DATA FOR REVIEW:
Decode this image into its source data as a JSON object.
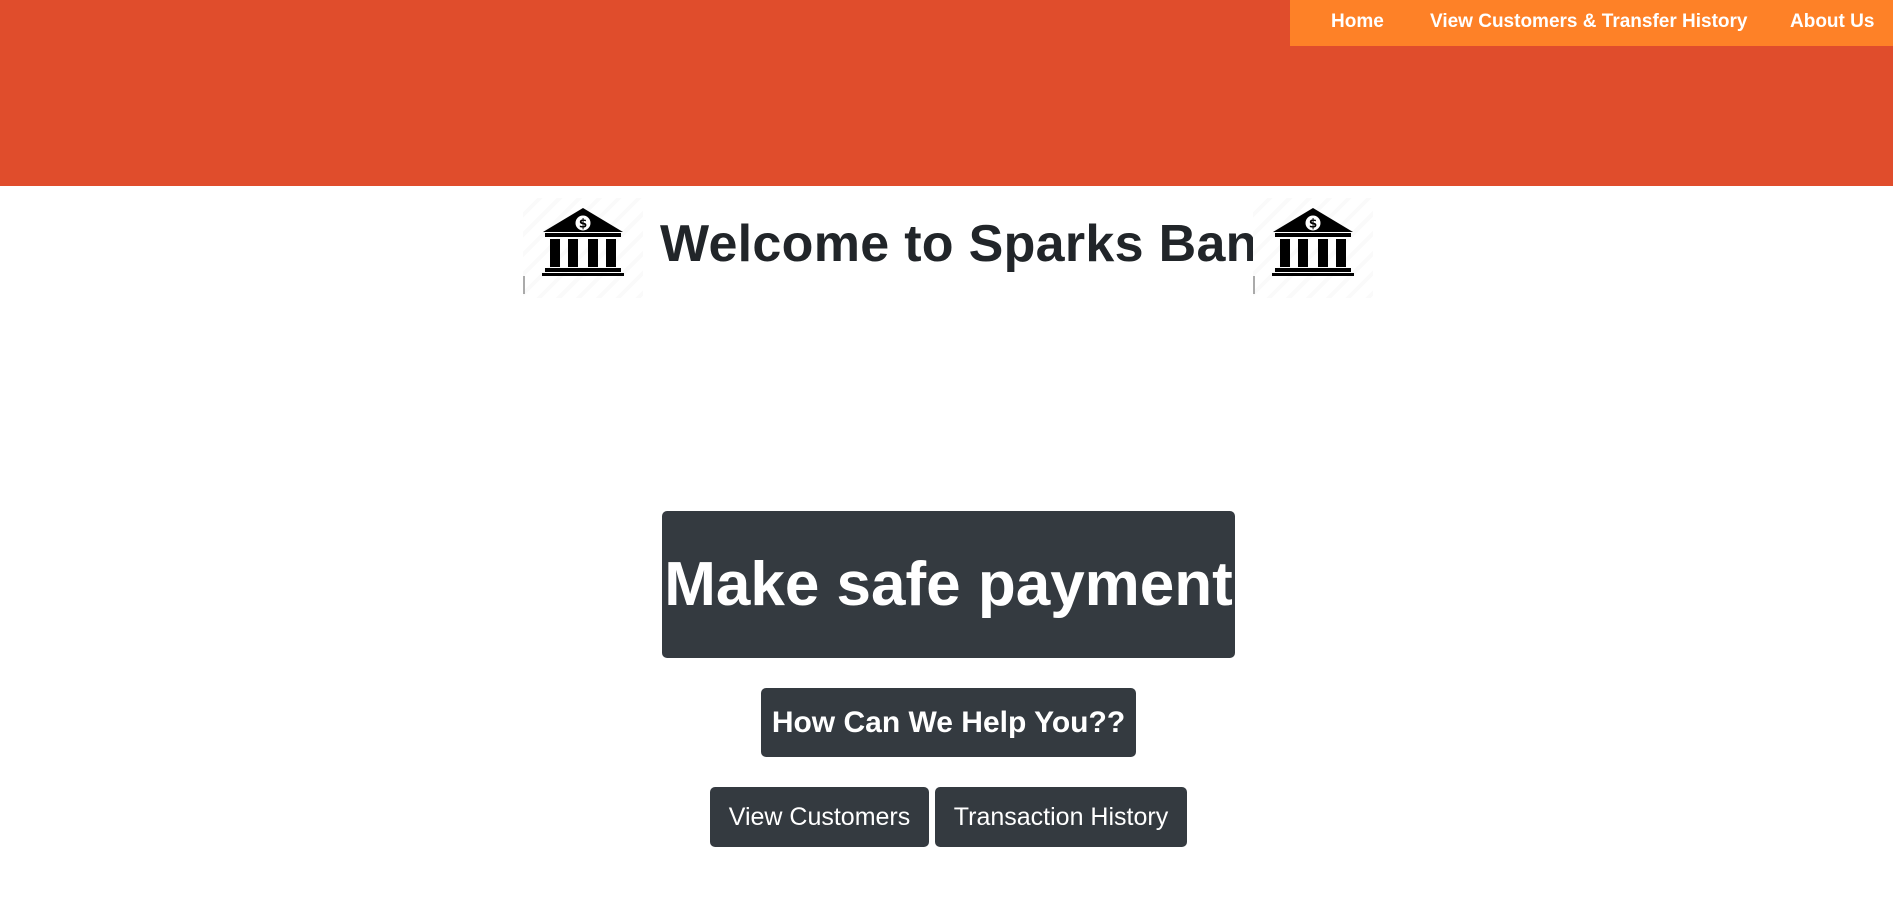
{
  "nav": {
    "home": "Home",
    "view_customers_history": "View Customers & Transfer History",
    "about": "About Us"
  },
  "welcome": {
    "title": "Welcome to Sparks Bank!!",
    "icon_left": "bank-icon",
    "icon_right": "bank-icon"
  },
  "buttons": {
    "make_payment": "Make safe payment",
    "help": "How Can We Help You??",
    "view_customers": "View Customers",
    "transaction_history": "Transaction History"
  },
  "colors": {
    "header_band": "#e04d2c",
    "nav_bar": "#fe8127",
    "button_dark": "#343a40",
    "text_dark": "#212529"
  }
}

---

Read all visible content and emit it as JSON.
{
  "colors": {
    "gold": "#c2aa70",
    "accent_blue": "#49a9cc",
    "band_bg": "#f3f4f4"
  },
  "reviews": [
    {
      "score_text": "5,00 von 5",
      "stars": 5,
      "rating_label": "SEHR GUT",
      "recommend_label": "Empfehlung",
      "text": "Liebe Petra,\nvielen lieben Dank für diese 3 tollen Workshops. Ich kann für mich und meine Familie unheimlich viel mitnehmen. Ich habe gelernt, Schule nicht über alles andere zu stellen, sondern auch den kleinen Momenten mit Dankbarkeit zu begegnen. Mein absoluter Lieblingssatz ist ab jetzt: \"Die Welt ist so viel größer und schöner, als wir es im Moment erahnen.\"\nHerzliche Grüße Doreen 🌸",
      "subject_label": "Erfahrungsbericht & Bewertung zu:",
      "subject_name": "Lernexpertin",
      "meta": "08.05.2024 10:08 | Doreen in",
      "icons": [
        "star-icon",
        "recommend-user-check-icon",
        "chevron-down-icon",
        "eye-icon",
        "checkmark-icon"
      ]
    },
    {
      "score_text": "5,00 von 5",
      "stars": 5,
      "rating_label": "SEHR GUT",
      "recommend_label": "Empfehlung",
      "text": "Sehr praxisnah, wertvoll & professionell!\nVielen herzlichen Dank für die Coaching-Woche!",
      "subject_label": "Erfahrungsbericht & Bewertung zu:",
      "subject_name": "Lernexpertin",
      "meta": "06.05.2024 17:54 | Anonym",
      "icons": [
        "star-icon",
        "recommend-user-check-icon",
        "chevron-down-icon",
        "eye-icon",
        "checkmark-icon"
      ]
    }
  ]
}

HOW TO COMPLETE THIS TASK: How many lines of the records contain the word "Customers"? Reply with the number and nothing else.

OUTPUT BELOW: 2